WHAT THIS TASK INVOLVES: Reproduce the full set of records that follow, exactly as shown.

App and web page records:
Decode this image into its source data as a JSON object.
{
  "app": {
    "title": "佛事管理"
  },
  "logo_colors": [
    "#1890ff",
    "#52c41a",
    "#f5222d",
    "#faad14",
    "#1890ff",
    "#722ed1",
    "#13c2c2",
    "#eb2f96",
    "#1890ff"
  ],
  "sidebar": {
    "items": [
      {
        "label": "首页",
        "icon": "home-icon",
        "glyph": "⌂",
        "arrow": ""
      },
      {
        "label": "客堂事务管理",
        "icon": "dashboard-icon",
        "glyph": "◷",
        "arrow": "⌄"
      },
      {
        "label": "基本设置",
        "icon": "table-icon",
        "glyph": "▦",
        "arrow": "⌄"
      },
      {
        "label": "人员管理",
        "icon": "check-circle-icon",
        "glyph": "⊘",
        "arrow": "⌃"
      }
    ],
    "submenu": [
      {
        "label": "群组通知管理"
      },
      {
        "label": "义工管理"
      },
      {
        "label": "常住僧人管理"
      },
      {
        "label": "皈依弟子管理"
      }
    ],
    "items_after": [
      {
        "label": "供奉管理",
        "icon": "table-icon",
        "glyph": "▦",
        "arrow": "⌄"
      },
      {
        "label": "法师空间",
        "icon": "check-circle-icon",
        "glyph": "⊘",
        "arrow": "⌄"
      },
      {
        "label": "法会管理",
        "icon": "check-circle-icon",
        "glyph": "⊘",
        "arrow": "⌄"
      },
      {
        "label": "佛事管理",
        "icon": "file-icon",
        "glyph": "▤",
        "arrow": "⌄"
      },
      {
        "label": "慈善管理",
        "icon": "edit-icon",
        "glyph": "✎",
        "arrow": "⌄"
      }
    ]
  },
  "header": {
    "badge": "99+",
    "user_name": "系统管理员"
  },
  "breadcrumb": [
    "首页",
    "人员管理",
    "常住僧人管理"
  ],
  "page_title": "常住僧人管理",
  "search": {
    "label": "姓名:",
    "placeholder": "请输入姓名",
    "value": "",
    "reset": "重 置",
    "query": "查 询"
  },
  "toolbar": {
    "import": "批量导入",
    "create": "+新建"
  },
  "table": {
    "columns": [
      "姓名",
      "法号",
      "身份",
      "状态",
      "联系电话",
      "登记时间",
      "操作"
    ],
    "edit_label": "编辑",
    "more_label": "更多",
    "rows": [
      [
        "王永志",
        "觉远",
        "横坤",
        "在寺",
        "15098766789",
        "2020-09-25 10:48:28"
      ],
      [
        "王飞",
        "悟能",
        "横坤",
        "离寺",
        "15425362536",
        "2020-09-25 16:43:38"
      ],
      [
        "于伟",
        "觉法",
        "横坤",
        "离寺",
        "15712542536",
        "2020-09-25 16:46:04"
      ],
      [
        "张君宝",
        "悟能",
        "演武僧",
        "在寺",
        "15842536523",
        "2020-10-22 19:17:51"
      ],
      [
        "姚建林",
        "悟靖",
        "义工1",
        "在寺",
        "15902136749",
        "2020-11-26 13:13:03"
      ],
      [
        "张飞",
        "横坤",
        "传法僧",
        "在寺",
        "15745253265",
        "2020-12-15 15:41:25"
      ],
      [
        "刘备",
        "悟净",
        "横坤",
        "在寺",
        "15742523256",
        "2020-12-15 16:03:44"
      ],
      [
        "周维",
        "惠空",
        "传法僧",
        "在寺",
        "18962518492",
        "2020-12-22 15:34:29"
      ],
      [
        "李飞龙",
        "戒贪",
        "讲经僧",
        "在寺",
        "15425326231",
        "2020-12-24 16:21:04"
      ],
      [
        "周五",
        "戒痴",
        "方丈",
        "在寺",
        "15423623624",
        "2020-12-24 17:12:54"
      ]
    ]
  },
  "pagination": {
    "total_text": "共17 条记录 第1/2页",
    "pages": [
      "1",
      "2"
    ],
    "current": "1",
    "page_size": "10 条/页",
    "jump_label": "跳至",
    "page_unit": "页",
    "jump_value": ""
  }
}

ANSWER TO THIS EXERCISE:
Decode this image into its source data as a JSON object.
{
  "app": {
    "title": "佛事管理"
  },
  "logo_colors": [
    "#1890ff",
    "#52c41a",
    "#f5222d",
    "#faad14",
    "#1890ff",
    "#722ed1",
    "#13c2c2",
    "#eb2f96",
    "#1890ff"
  ],
  "sidebar": {
    "items": [
      {
        "label": "首页",
        "icon": "home-icon",
        "glyph": "⌂",
        "arrow": ""
      },
      {
        "label": "客堂事务管理",
        "icon": "dashboard-icon",
        "glyph": "◷",
        "arrow": "⌄"
      },
      {
        "label": "基本设置",
        "icon": "table-icon",
        "glyph": "▦",
        "arrow": "⌄"
      },
      {
        "label": "人员管理",
        "icon": "check-circle-icon",
        "glyph": "⊘",
        "arrow": "⌃"
      }
    ],
    "submenu": [
      {
        "label": "群组通知管理"
      },
      {
        "label": "义工管理"
      },
      {
        "label": "常住僧人管理"
      },
      {
        "label": "皈依弟子管理"
      }
    ],
    "items_after": [
      {
        "label": "供奉管理",
        "icon": "table-icon",
        "glyph": "▦",
        "arrow": "⌄"
      },
      {
        "label": "法师空间",
        "icon": "check-circle-icon",
        "glyph": "⊘",
        "arrow": "⌄"
      },
      {
        "label": "法会管理",
        "icon": "check-circle-icon",
        "glyph": "⊘",
        "arrow": "⌄"
      },
      {
        "label": "佛事管理",
        "icon": "file-icon",
        "glyph": "▤",
        "arrow": "⌄"
      },
      {
        "label": "慈善管理",
        "icon": "edit-icon",
        "glyph": "✎",
        "arrow": "⌄"
      }
    ]
  },
  "header": {
    "badge": "99+",
    "user_name": "系统管理员"
  },
  "breadcrumb": [
    "首页",
    "人员管理",
    "常住僧人管理"
  ],
  "page_title": "常住僧人管理",
  "search": {
    "label": "姓名:",
    "placeholder": "请输入姓名",
    "value": "",
    "reset": "重 置",
    "query": "查 询"
  },
  "toolbar": {
    "import": "批量导入",
    "create": "+新建"
  },
  "table": {
    "columns": [
      "姓名",
      "法号",
      "身份",
      "状态",
      "联系电话",
      "登记时间",
      "操作"
    ],
    "edit_label": "编辑",
    "more_label": "更多",
    "rows": [
      [
        "王永志",
        "觉远",
        "横坤",
        "在寺",
        "15098766789",
        "2020-09-25 10:48:28"
      ],
      [
        "王飞",
        "悟能",
        "横坤",
        "离寺",
        "15425362536",
        "2020-09-25 16:43:38"
      ],
      [
        "于伟",
        "觉法",
        "横坤",
        "离寺",
        "15712542536",
        "2020-09-25 16:46:04"
      ],
      [
        "张君宝",
        "悟能",
        "演武僧",
        "在寺",
        "15842536523",
        "2020-10-22 19:17:51"
      ],
      [
        "姚建林",
        "悟靖",
        "义工1",
        "在寺",
        "15902136749",
        "2020-11-26 13:13:03"
      ],
      [
        "张飞",
        "横坤",
        "传法僧",
        "在寺",
        "15745253265",
        "2020-12-15 15:41:25"
      ],
      [
        "刘备",
        "悟净",
        "横坤",
        "在寺",
        "15742523256",
        "2020-12-15 16:03:44"
      ],
      [
        "周维",
        "惠空",
        "传法僧",
        "在寺",
        "18962518492",
        "2020-12-22 15:34:29"
      ],
      [
        "李飞龙",
        "戒贪",
        "讲经僧",
        "在寺",
        "15425326231",
        "2020-12-24 16:21:04"
      ],
      [
        "周五",
        "戒痴",
        "方丈",
        "在寺",
        "15423623624",
        "2020-12-24 17:12:54"
      ]
    ]
  },
  "pagination": {
    "total_text": "共17 条记录 第1/2页",
    "pages": [
      "1",
      "2"
    ],
    "current": "1",
    "page_size": "10 条/页",
    "jump_label": "跳至",
    "page_unit": "页",
    "jump_value": ""
  }
}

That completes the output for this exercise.